Assignment: Each line of the data below that includes the string "amount" must be copied.

Stored items from a collection
========
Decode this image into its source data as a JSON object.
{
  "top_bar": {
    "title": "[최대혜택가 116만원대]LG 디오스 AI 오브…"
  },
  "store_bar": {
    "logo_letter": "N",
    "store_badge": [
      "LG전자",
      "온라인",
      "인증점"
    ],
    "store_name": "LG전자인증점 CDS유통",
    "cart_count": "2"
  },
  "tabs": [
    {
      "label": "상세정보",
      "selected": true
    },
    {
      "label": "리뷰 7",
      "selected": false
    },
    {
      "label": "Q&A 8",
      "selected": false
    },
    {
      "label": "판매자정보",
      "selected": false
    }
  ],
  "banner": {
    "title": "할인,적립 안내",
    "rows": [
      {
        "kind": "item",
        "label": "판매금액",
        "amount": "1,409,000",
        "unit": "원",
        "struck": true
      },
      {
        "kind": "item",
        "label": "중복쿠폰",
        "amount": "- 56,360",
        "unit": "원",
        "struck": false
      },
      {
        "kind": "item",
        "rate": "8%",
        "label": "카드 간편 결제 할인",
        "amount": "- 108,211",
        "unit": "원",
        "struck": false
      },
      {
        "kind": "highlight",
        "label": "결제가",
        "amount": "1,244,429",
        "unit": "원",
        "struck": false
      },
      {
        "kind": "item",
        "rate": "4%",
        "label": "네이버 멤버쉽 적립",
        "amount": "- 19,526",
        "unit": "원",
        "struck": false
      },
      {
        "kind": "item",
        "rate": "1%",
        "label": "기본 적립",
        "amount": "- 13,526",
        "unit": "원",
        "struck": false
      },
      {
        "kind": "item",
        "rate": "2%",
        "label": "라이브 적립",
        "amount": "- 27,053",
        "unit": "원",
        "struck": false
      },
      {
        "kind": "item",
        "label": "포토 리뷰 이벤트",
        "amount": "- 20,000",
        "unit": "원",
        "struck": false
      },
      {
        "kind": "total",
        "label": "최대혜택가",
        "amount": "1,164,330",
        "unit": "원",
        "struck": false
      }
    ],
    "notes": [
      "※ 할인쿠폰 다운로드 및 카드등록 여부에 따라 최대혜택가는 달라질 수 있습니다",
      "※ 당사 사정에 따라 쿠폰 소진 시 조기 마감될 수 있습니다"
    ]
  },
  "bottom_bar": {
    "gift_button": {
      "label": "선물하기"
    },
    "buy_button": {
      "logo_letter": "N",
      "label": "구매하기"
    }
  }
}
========
Answer to this task:
        "amount": "1,409,000",
        "amount": "- 56,360",
        "amount": "- 108,211",
        "amount": "1,244,429",
        "amount": "- 19,526",
        "amount": "- 13,526",
        "amount": "- 27,053",
        "amount": "- 20,000",
        "amount": "1,164,330",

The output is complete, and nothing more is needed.